== Exercise input ==
==============================

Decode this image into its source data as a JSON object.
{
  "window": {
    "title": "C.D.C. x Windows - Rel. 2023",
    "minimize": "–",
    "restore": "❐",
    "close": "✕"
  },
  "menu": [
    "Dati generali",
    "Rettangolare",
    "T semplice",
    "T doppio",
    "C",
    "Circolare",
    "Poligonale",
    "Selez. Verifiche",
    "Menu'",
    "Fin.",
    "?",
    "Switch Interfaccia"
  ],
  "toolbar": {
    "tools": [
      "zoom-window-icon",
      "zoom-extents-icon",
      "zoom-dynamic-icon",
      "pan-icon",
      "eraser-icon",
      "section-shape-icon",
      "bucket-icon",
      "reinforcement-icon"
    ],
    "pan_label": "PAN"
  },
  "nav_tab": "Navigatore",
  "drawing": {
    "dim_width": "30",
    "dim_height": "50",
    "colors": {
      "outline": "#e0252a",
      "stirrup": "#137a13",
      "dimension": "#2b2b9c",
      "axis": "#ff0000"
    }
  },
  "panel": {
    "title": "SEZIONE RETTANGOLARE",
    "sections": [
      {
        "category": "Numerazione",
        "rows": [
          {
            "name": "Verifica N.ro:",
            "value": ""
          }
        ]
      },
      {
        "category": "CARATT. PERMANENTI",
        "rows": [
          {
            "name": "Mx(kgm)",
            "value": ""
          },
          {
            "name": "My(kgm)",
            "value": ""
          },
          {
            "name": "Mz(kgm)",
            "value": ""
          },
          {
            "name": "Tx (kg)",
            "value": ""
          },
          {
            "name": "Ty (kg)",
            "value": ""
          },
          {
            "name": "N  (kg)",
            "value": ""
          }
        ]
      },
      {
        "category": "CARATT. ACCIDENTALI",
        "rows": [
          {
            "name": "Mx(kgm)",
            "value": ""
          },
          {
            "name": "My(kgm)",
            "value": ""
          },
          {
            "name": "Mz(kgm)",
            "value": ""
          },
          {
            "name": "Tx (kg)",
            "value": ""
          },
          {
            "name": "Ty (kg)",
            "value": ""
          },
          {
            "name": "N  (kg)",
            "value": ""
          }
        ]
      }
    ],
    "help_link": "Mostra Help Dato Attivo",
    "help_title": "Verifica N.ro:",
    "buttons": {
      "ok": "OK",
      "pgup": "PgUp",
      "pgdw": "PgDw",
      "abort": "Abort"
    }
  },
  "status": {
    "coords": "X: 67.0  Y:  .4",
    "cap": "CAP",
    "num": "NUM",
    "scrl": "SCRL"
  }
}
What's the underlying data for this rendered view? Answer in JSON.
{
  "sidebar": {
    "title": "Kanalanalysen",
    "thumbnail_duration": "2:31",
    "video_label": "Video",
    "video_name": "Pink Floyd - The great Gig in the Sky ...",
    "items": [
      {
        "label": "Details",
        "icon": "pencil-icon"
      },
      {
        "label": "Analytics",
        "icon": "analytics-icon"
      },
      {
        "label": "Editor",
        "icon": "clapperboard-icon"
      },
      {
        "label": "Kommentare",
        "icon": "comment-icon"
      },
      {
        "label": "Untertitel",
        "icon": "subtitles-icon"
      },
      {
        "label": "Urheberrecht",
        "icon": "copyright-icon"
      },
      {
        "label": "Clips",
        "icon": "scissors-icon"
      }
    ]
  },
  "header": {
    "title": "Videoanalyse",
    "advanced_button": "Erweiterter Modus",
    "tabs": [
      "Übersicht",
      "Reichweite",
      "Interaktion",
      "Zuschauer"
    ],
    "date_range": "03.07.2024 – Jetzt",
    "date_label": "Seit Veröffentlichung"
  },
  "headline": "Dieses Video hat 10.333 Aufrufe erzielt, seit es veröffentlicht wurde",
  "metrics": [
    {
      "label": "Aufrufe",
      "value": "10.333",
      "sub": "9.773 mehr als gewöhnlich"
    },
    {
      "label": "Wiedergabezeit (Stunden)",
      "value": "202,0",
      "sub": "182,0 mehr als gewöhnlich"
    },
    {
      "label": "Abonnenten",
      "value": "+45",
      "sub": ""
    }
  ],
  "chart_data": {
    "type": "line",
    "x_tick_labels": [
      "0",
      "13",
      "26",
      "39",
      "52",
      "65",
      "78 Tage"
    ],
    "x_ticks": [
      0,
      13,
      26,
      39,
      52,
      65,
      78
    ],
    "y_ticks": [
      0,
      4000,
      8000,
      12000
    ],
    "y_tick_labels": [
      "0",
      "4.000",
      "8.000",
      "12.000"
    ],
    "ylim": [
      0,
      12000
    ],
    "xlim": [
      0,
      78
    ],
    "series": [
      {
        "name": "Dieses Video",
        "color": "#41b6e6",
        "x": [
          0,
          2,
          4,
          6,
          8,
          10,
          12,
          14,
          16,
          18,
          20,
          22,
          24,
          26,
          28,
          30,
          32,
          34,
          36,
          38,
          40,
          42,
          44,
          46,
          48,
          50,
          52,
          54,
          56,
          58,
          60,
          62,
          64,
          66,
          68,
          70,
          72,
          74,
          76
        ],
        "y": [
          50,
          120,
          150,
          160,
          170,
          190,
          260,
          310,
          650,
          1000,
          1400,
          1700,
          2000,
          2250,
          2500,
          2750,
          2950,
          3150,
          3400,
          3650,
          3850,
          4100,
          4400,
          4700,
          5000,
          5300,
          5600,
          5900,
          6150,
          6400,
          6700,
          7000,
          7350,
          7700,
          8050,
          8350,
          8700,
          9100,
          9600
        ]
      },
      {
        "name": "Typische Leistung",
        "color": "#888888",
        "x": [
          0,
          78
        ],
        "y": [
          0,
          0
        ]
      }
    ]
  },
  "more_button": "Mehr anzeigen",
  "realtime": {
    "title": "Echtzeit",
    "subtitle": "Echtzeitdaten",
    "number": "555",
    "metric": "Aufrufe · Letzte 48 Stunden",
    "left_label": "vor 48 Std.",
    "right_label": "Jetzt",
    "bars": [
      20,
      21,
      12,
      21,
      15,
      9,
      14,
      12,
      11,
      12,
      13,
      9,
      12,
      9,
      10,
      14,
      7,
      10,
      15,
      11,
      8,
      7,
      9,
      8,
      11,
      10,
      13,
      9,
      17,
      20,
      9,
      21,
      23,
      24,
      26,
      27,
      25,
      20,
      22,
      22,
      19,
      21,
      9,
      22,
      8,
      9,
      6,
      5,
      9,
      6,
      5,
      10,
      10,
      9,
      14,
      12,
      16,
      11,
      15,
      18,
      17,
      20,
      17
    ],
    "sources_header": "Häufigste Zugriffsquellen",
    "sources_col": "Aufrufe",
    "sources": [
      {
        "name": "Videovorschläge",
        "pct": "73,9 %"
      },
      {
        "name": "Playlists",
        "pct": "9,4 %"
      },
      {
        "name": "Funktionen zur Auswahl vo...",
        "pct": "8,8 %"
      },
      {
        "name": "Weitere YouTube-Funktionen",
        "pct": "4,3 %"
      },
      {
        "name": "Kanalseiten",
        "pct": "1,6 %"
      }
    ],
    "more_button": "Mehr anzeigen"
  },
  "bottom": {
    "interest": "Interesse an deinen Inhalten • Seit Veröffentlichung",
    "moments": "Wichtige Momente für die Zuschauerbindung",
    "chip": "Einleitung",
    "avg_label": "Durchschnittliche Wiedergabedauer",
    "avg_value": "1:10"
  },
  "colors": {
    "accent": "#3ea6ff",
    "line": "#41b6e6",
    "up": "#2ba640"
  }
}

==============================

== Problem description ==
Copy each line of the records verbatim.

== Your response ==
Decode this image into its source data as a JSON object.
{
  "window": {
    "title": "C.D.C. x Windows - Rel. 2023",
    "minimize": "–",
    "restore": "❐",
    "close": "✕"
  },
  "menu": [
    "Dati generali",
    "Rettangolare",
    "T semplice",
    "T doppio",
    "C",
    "Circolare",
    "Poligonale",
    "Selez. Verifiche",
    "Menu'",
    "Fin.",
    "?",
    "Switch Interfaccia"
  ],
  "toolbar": {
    "tools": [
      "zoom-window-icon",
      "zoom-extents-icon",
      "zoom-dynamic-icon",
      "pan-icon",
      "eraser-icon",
      "section-shape-icon",
      "bucket-icon",
      "reinforcement-icon"
    ],
    "pan_label": "PAN"
  },
  "nav_tab": "Navigatore",
  "drawing": {
    "dim_width": "30",
    "dim_height": "50",
    "colors": {
      "outline": "#e0252a",
      "stirrup": "#137a13",
      "dimension": "#2b2b9c",
      "axis": "#ff0000"
    }
  },
  "panel": {
    "title": "SEZIONE RETTANGOLARE",
    "sections": [
      {
        "category": "Numerazione",
        "rows": [
          {
            "name": "Verifica N.ro:",
            "value": ""
          }
        ]
      },
      {
        "category": "CARATT. PERMANENTI",
        "rows": [
          {
            "name": "Mx(kgm)",
            "value": ""
          },
          {
            "name": "My(kgm)",
            "value": ""
          },
          {
            "name": "Mz(kgm)",
            "value": ""
          },
          {
            "name": "Tx (kg)",
            "value": ""
          },
          {
            "name": "Ty (kg)",
            "value": ""
          },
          {
            "name": "N  (kg)",
            "value": ""
          }
        ]
      },
      {
        "category": "CARATT. ACCIDENTALI",
        "rows": [
          {
            "name": "Mx(kgm)",
            "value": ""
          },
          {
            "name": "My(kgm)",
            "value": ""
          },
          {
            "name": "Mz(kgm)",
            "value": ""
          },
          {
            "name": "Tx (kg)",
            "value": ""
          },
          {
            "name": "Ty (kg)",
            "value": ""
          },
          {
            "name": "N  (kg)",
            "value": ""
          }
        ]
      }
    ],
    "help_link": "Mostra Help Dato Attivo",
    "help_title": "Verifica N.ro:",
    "buttons": {
      "ok": "OK",
      "pgup": "PgUp",
      "pgdw": "PgDw",
      "abort": "Abort"
    }
  },
  "status": {
    "coords": "X: 67.0  Y:  .4",
    "cap": "CAP",
    "num": "NUM",
    "scrl": "SCRL"
  }
}
What's the underlying data for this rendered view? Answer in JSON.
{
  "sidebar": {
    "title": "Kanalanalysen",
    "thumbnail_duration": "2:31",
    "video_label": "Video",
    "video_name": "Pink Floyd - The great Gig in the Sky ...",
    "items": [
      {
        "label": "Details",
        "icon": "pencil-icon"
      },
      {
        "label": "Analytics",
        "icon": "analytics-icon"
      },
      {
        "label": "Editor",
        "icon": "clapperboard-icon"
      },
      {
        "label": "Kommentare",
        "icon": "comment-icon"
      },
      {
        "label": "Untertitel",
        "icon": "subtitles-icon"
      },
      {
        "label": "Urheberrecht",
        "icon": "copyright-icon"
      },
      {
        "label": "Clips",
        "icon": "scissors-icon"
      }
    ]
  },
  "header": {
    "title": "Videoanalyse",
    "advanced_button": "Erweiterter Modus",
    "tabs": [
      "Übersicht",
      "Reichweite",
      "Interaktion",
      "Zuschauer"
    ],
    "date_range": "03.07.2024 – Jetzt",
    "date_label": "Seit Veröffentlichung"
  },
  "headline": "Dieses Video hat 10.333 Aufrufe erzielt, seit es veröffentlicht wurde",
  "metrics": [
    {
      "label": "Aufrufe",
      "value": "10.333",
      "sub": "9.773 mehr als gewöhnlich"
    },
    {
      "label": "Wiedergabezeit (Stunden)",
      "value": "202,0",
      "sub": "182,0 mehr als gewöhnlich"
    },
    {
      "label": "Abonnenten",
      "value": "+45",
      "sub": ""
    }
  ],
  "chart_data": {
    "type": "line",
    "x_tick_labels": [
      "0",
      "13",
      "26",
      "39",
      "52",
      "65",
      "78 Tage"
    ],
    "x_ticks": [
      0,
      13,
      26,
      39,
      52,
      65,
      78
    ],
    "y_ticks": [
      0,
      4000,
      8000,
      12000
    ],
    "y_tick_labels": [
      "0",
      "4.000",
      "8.000",
      "12.000"
    ],
    "ylim": [
      0,
      12000
    ],
    "xlim": [
      0,
      78
    ],
    "series": [
      {
        "name": "Dieses Video",
        "color": "#41b6e6",
        "x": [
          0,
          2,
          4,
          6,
          8,
          10,
          12,
          14,
          16,
          18,
          20,
          22,
          24,
          26,
          28,
          30,
          32,
          34,
          36,
          38,
          40,
          42,
          44,
          46,
          48,
          50,
          52,
          54,
          56,
          58,
          60,
          62,
          64,
          66,
          68,
          70,
          72,
          74,
          76
        ],
        "y": [
          50,
          120,
          150,
          160,
          170,
          190,
          260,
          310,
          650,
          1000,
          1400,
          1700,
          2000,
          2250,
          2500,
          2750,
          2950,
          3150,
          3400,
          3650,
          3850,
          4100,
          4400,
          4700,
          5000,
          5300,
          5600,
          5900,
          6150,
          6400,
          6700,
          7000,
          7350,
          7700,
          8050,
          8350,
          8700,
          9100,
          9600
        ]
      },
      {
        "name": "Typische Leistung",
        "color": "#888888",
        "x": [
          0,
          78
        ],
        "y": [
          0,
          0
        ]
      }
    ]
  },
  "more_button": "Mehr anzeigen",
  "realtime": {
    "title": "Echtzeit",
    "subtitle": "Echtzeitdaten",
    "number": "555",
    "metric": "Aufrufe · Letzte 48 Stunden",
    "left_label": "vor 48 Std.",
    "right_label": "Jetzt",
    "bars": [
      20,
      21,
      12,
      21,
      15,
      9,
      14,
      12,
      11,
      12,
      13,
      9,
      12,
      9,
      10,
      14,
      7,
      10,
      15,
      11,
      8,
      7,
      9,
      8,
      11,
      10,
      13,
      9,
      17,
      20,
      9,
      21,
      23,
      24,
      26,
      27,
      25,
      20,
      22,
      22,
      19,
      21,
      9,
      22,
      8,
      9,
      6,
      5,
      9,
      6,
      5,
      10,
      10,
      9,
      14,
      12,
      16,
      11,
      15,
      18,
      17,
      20,
      17
    ],
    "sources_header": "Häufigste Zugriffsquellen",
    "sources_col": "Aufrufe",
    "sources": [
      {
        "name": "Videovorschläge",
        "pct": "73,9 %"
      },
      {
        "name": "Playlists",
        "pct": "9,4 %"
      },
      {
        "name": "Funktionen zur Auswahl vo...",
        "pct": "8,8 %"
      },
      {
        "name": "Weitere YouTube-Funktionen",
        "pct": "4,3 %"
      },
      {
        "name": "Kanalseiten",
        "pct": "1,6 %"
      }
    ],
    "more_button": "Mehr anzeigen"
  },
  "bottom": {
    "interest": "Interesse an deinen Inhalten • Seit Veröffentlichung",
    "moments": "Wichtige Momente für die Zuschauerbindung",
    "chip": "Einleitung",
    "avg_label": "Durchschnittliche Wiedergabedauer",
    "avg_value": "1:10"
  },
  "colors": {
    "accent": "#3ea6ff",
    "line": "#41b6e6",
    "up": "#2ba640"
  }
}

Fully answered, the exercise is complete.